1. Because of the clinical observation that the capacity to form new plasma proteins is sometimes impaired in cases of nephritis (2), experiments were performed to determine whether the impaired function in the nephritic is related to nitrogen retention.
2. These experiments consisted of producing renal injury by injecting uranium nitrate into standard hypoproteinemic dogs and comparing the rate of blood plasma protein formation under these conditions of nitrogen retention with that in the uninjured dog.
3. Despite elevations in blood N.P.N. to more than ten times normal, no interference with plasma protein formation was observed. These elevations in N.P.N. affected principally the urea and undetermined fractions.

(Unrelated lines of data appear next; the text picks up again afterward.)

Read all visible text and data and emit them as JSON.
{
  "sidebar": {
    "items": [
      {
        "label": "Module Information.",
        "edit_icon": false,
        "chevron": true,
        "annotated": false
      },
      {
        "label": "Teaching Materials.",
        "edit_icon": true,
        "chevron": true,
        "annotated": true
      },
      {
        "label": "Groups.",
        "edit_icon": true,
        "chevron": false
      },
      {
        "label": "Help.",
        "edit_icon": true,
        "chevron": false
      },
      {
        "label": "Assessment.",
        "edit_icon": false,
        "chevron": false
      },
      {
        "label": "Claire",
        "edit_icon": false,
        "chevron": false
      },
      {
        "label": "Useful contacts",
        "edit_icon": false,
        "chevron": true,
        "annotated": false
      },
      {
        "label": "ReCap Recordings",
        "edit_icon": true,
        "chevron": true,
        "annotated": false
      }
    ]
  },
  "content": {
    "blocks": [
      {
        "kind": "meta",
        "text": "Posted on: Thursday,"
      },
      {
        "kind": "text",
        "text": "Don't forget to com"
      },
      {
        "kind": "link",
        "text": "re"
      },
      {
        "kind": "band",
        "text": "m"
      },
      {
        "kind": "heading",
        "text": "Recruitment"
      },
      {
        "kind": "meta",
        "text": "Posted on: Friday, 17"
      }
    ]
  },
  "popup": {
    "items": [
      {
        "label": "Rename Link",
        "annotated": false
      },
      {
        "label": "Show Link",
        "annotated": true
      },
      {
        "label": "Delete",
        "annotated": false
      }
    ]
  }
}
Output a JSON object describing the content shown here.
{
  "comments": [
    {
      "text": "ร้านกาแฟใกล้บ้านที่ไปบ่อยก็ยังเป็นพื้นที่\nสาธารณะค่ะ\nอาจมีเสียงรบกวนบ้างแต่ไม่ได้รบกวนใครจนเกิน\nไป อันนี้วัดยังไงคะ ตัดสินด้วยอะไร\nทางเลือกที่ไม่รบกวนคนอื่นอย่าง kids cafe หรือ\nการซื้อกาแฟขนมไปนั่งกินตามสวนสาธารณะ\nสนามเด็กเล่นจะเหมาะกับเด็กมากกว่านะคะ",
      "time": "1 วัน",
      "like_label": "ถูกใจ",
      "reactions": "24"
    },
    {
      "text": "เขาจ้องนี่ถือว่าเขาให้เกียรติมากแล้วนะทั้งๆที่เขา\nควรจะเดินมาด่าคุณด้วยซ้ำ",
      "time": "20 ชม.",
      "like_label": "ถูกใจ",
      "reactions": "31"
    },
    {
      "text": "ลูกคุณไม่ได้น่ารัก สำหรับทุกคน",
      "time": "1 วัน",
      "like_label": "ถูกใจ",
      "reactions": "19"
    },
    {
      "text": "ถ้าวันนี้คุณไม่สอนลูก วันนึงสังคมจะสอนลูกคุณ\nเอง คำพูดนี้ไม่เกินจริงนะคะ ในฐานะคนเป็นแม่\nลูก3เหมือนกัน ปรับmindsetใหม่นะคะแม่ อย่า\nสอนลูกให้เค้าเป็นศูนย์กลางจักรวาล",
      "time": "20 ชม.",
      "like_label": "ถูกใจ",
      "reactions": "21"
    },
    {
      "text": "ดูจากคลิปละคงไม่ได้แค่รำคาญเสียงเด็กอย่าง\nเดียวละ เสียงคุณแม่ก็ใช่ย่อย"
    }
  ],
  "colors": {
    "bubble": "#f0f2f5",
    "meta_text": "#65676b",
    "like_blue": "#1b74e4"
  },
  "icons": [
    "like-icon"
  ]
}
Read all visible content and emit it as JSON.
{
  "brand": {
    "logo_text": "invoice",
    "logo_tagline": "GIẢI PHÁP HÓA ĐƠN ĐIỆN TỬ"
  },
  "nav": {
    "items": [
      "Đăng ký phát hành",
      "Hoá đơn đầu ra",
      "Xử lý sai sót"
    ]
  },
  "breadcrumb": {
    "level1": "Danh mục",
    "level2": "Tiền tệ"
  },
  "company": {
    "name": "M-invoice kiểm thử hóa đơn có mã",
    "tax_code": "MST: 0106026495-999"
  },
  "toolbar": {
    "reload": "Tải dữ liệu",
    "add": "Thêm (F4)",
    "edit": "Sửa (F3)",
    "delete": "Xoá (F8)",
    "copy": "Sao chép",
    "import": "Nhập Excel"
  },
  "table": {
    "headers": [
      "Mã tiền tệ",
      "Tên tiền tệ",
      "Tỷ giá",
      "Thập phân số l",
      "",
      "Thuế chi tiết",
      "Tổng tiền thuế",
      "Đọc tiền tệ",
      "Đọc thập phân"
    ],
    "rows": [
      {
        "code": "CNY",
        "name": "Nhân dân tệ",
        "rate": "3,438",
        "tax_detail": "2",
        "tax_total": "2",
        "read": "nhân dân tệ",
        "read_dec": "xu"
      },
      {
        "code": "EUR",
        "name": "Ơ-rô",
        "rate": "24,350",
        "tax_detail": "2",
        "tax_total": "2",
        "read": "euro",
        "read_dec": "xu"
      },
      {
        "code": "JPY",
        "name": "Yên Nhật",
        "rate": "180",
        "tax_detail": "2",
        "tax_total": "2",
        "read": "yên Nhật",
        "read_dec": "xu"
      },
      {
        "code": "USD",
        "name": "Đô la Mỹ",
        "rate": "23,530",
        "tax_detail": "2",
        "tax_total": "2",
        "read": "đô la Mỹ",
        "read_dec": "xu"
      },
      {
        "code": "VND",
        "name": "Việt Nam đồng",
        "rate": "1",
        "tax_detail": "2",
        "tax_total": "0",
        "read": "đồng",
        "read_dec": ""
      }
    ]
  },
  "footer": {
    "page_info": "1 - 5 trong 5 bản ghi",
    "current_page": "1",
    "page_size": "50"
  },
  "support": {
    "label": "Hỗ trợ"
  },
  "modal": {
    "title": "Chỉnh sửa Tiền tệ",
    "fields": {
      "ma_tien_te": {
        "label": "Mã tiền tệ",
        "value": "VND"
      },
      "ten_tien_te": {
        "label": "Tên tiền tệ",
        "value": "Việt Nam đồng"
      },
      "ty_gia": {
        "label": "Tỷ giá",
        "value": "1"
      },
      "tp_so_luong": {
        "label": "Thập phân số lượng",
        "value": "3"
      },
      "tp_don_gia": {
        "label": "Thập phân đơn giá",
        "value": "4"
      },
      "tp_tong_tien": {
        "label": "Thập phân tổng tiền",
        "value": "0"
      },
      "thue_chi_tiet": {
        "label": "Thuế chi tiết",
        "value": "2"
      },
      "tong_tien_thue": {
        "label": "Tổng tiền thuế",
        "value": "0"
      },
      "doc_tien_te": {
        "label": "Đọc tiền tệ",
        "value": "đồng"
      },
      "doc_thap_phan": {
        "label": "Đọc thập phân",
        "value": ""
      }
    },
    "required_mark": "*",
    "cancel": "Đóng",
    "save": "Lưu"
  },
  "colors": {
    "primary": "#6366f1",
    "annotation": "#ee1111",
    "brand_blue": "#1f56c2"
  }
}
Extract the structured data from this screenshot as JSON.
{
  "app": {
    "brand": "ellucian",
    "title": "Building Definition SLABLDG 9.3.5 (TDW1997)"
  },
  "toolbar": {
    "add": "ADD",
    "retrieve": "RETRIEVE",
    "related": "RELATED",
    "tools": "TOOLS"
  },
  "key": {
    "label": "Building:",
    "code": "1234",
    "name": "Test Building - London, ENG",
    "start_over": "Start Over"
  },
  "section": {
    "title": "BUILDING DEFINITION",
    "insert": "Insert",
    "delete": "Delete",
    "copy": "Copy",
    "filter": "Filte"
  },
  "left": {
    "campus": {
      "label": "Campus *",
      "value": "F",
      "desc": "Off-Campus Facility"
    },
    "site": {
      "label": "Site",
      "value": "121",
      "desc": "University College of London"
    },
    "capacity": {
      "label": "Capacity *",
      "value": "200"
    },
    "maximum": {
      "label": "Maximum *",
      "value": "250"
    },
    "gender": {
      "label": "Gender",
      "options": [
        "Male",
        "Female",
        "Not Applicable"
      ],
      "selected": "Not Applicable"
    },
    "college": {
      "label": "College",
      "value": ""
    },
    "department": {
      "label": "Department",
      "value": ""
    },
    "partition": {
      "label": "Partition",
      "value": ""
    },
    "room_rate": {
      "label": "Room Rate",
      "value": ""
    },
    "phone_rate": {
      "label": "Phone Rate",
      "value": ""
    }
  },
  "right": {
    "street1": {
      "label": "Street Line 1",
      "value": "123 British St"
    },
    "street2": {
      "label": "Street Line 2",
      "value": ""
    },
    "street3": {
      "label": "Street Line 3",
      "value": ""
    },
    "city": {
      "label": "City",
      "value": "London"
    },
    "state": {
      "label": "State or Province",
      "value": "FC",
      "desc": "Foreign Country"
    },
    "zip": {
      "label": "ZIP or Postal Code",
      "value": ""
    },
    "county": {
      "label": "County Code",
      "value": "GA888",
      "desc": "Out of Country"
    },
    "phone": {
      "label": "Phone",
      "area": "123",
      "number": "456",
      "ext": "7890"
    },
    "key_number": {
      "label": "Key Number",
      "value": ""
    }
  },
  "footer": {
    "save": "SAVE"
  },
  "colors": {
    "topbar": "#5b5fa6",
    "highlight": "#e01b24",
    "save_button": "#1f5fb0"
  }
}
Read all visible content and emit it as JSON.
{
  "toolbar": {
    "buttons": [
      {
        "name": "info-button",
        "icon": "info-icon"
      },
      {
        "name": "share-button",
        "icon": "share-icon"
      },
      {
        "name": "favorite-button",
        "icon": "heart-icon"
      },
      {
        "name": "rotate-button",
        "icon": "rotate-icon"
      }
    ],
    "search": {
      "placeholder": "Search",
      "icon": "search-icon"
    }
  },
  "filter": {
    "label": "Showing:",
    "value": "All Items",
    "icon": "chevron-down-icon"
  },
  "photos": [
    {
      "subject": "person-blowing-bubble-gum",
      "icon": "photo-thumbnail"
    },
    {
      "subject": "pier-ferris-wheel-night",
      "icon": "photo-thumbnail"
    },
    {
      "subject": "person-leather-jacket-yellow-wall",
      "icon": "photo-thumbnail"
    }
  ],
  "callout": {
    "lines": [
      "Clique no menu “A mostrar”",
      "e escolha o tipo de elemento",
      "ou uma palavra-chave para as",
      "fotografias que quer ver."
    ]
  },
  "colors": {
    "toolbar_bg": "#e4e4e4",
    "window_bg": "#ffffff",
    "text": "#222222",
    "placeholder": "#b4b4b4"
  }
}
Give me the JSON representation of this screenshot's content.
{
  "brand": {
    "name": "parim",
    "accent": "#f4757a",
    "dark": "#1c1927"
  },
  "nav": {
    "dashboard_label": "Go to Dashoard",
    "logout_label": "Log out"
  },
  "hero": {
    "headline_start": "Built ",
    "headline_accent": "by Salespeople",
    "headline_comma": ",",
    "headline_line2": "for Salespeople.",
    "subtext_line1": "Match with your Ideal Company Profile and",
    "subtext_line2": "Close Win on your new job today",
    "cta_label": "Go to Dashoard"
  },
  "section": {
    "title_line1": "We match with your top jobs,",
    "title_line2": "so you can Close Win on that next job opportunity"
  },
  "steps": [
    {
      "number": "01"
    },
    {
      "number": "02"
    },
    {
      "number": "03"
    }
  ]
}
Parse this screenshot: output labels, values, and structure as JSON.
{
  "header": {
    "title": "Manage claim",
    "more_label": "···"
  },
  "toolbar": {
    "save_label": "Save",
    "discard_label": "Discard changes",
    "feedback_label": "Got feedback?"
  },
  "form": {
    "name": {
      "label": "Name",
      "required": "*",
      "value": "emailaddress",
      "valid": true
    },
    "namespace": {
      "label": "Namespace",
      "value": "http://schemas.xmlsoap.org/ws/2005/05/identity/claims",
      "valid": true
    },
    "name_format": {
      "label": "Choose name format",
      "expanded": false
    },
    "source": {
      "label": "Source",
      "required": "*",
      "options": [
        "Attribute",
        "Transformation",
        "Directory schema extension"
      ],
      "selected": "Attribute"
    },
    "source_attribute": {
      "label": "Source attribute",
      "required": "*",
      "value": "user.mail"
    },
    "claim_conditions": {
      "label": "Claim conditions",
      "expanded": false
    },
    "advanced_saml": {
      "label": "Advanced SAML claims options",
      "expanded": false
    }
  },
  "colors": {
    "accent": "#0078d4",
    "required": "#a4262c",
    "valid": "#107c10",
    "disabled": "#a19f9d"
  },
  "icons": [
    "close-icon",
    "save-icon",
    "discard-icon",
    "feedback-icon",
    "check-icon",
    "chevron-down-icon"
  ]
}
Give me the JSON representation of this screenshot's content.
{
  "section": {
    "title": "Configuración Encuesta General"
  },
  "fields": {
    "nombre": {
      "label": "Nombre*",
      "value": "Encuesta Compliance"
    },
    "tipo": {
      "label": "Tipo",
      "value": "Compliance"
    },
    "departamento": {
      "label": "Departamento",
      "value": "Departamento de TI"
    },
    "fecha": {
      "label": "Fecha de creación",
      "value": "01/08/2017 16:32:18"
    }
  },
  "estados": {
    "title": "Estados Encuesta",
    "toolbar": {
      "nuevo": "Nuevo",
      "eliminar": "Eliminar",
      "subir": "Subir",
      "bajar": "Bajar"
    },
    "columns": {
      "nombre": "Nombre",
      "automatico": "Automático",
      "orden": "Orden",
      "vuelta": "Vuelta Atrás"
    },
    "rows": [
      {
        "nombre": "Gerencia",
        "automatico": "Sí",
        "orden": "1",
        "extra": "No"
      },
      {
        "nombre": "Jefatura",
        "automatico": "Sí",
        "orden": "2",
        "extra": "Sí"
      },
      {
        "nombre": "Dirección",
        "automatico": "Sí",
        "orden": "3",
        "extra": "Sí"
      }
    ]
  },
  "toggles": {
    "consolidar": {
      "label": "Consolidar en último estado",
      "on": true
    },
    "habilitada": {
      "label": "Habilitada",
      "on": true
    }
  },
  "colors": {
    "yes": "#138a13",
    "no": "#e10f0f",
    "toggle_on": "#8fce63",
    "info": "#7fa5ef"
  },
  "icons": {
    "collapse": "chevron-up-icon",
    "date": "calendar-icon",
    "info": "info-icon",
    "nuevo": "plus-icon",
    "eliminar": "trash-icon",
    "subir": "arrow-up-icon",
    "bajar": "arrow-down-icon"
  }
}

4. Neither elevation in N.P.N. nor proteinuria per se appears to have any effect upon plasma protein production. Possibly the deficient production of plasma proteins in the nephritic is related to a more general disturbance in metabolism in which the elevation in N.P.N. is secondary.